- **What to produce**: The answer should be a number alone: the count of lines in the listing below that include "username".

- **Provided information**:
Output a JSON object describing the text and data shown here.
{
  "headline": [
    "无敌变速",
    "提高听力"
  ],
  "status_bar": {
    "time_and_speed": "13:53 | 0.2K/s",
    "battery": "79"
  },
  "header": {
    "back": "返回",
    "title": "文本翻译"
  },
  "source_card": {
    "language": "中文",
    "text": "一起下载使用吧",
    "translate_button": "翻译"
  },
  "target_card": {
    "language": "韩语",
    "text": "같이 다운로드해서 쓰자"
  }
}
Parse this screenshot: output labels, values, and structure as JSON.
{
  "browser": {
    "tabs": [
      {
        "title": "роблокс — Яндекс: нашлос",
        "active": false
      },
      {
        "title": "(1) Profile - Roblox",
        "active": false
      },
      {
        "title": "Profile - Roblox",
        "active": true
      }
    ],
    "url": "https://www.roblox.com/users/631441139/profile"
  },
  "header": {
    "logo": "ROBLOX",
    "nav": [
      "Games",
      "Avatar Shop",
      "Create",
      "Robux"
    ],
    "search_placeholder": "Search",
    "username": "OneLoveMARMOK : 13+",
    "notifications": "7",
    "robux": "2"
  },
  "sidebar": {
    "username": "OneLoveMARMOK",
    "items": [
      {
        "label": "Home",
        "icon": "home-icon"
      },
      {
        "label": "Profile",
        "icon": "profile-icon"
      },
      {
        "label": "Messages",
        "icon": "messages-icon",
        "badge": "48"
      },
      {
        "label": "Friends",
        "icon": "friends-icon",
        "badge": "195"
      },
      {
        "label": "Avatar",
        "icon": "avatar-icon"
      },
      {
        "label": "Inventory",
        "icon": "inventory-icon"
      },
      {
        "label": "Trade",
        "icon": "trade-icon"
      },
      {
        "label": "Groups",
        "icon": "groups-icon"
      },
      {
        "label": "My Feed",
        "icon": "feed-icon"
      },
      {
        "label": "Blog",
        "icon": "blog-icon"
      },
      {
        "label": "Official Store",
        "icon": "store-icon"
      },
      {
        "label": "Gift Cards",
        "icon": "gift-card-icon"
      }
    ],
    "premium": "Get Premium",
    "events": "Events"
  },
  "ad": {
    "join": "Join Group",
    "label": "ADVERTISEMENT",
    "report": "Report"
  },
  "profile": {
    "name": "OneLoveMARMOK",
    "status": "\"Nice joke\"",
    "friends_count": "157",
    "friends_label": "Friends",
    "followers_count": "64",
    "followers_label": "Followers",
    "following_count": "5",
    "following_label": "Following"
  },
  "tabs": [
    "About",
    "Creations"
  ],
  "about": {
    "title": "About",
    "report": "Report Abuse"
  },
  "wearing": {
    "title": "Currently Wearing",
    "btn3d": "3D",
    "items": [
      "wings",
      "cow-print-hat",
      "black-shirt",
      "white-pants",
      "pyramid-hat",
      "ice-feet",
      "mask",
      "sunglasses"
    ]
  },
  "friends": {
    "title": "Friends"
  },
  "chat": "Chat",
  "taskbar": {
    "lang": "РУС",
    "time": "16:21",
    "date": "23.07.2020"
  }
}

- **The answer**: 2